<<<<

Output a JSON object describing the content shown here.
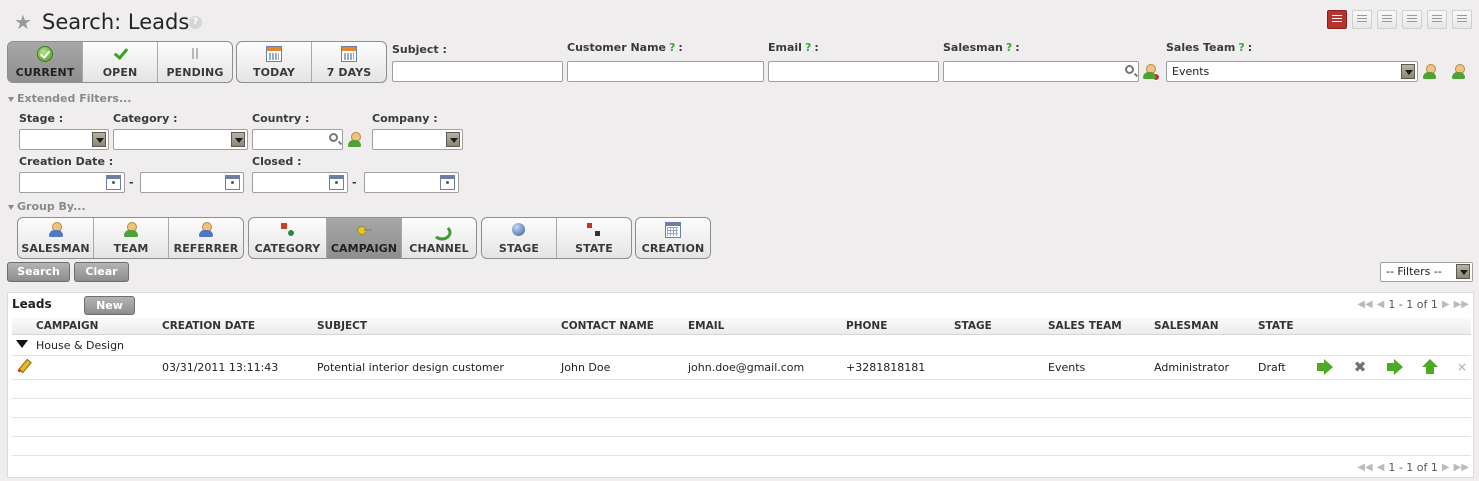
{
  "title": "Search: Leads",
  "title_help": "?",
  "filters": {
    "current": "CURRENT",
    "open": "OPEN",
    "pending": "PENDING",
    "today": "TODAY",
    "seven_days": "7 DAYS"
  },
  "fields": {
    "subject": "Subject :",
    "customer_name": "Customer Name",
    "email": "Email",
    "salesman": "Salesman",
    "sales_team": "Sales Team",
    "help_mark": "?",
    "colon": ":",
    "sales_team_value": "Events"
  },
  "extended": {
    "toggle": "Extended Filters...",
    "stage": "Stage :",
    "category": "Category :",
    "country": "Country :",
    "company": "Company :",
    "creation_date": "Creation Date :",
    "closed": "Closed :",
    "dash": "-"
  },
  "group_by": {
    "toggle": "Group By...",
    "salesman": "SALESMAN",
    "team": "TEAM",
    "referrer": "REFERRER",
    "category": "CATEGORY",
    "campaign": "CAMPAIGN",
    "channel": "CHANNEL",
    "stage": "STAGE",
    "state": "STATE",
    "creation": "CREATION"
  },
  "actions": {
    "search": "Search",
    "clear": "Clear",
    "filters_select": "-- Filters --"
  },
  "list": {
    "title": "Leads",
    "new": "New",
    "pager": "1 - 1 of 1",
    "columns": [
      "CAMPAIGN",
      "CREATION DATE",
      "SUBJECT",
      "CONTACT NAME",
      "EMAIL",
      "PHONE",
      "STAGE",
      "SALES TEAM",
      "SALESMAN",
      "STATE"
    ],
    "group_label": "House & Design",
    "row": {
      "creation_date": "03/31/2011 13:11:43",
      "subject": "Potential interior design customer",
      "contact_name": "John Doe",
      "email": "john.doe@gmail.com",
      "phone": "+3281818181",
      "sales_team": "Events",
      "salesman": "Administrator",
      "state": "Draft"
    },
    "row_close": "×"
  },
  "colors": {
    "active_view": "#b5352e",
    "success_green": "#4daa22",
    "background": "#efeded"
  }
}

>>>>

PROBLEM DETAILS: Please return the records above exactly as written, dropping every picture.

PROBLEM SOLUTION:
Output a JSON object describing the content shown here.
{
  "title": "Search: Leads",
  "title_help": "?",
  "filters": {
    "current": "CURRENT",
    "open": "OPEN",
    "pending": "PENDING",
    "today": "TODAY",
    "seven_days": "7 DAYS"
  },
  "fields": {
    "subject": "Subject :",
    "customer_name": "Customer Name",
    "email": "Email",
    "salesman": "Salesman",
    "sales_team": "Sales Team",
    "help_mark": "?",
    "colon": ":",
    "sales_team_value": "Events"
  },
  "extended": {
    "toggle": "Extended Filters...",
    "stage": "Stage :",
    "category": "Category :",
    "country": "Country :",
    "company": "Company :",
    "creation_date": "Creation Date :",
    "closed": "Closed :",
    "dash": "-"
  },
  "group_by": {
    "toggle": "Group By...",
    "salesman": "SALESMAN",
    "team": "TEAM",
    "referrer": "REFERRER",
    "category": "CATEGORY",
    "campaign": "CAMPAIGN",
    "channel": "CHANNEL",
    "stage": "STAGE",
    "state": "STATE",
    "creation": "CREATION"
  },
  "actions": {
    "search": "Search",
    "clear": "Clear",
    "filters_select": "-- Filters --"
  },
  "list": {
    "title": "Leads",
    "new": "New",
    "pager": "1 - 1 of 1",
    "columns": [
      "CAMPAIGN",
      "CREATION DATE",
      "SUBJECT",
      "CONTACT NAME",
      "EMAIL",
      "PHONE",
      "STAGE",
      "SALES TEAM",
      "SALESMAN",
      "STATE"
    ],
    "group_label": "House & Design",
    "row": {
      "creation_date": "03/31/2011 13:11:43",
      "subject": "Potential interior design customer",
      "contact_name": "John Doe",
      "email": "john.doe@gmail.com",
      "phone": "+3281818181",
      "sales_team": "Events",
      "salesman": "Administrator",
      "state": "Draft"
    },
    "row_close": "×"
  },
  "colors": {
    "active_view": "#b5352e",
    "success_green": "#4daa22",
    "background": "#efeded"
  }
}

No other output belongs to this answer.